> [WORK ORDER]: For every line in the records that has the word "zoom", make a copy.
──────────────────────────────
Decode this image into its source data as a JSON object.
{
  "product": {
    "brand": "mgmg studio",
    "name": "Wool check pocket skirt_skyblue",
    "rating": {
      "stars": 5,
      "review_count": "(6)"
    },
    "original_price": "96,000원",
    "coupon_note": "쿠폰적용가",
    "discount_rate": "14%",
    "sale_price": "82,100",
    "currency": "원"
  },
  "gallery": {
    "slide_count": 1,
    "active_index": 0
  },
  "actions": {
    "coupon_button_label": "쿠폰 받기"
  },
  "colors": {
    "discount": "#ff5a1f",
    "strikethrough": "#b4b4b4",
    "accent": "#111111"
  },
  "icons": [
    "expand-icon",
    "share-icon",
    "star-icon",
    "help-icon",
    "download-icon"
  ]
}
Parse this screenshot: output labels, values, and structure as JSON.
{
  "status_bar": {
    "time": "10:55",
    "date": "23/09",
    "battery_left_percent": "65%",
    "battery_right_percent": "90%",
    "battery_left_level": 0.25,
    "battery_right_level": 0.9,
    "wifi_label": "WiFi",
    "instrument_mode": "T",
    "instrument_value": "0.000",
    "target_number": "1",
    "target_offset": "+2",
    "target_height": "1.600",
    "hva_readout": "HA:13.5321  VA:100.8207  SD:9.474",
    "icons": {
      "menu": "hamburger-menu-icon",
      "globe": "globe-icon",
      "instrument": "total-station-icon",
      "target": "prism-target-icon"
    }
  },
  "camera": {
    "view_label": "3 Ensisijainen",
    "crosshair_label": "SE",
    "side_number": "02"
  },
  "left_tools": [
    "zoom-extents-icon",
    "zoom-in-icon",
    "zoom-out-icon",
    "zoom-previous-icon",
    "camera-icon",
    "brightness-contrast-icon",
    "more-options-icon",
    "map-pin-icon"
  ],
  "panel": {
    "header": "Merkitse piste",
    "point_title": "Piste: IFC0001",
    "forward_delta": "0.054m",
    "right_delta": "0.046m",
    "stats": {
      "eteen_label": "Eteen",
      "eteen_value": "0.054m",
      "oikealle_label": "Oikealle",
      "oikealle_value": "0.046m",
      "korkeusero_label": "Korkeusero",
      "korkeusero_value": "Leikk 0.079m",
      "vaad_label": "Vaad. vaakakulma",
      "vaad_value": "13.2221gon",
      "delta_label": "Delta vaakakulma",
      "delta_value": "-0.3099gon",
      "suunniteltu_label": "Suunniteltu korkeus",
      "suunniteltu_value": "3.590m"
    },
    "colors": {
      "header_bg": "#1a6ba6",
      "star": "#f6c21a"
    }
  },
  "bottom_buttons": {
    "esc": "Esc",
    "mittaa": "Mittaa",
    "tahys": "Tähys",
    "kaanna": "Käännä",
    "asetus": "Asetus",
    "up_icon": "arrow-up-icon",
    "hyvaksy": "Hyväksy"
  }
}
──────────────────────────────
> [ANSWER TO THE EXERCISE]:
    "zoom-extents-icon",
    "zoom-in-icon",
    "zoom-out-icon",
    "zoom-previous-icon",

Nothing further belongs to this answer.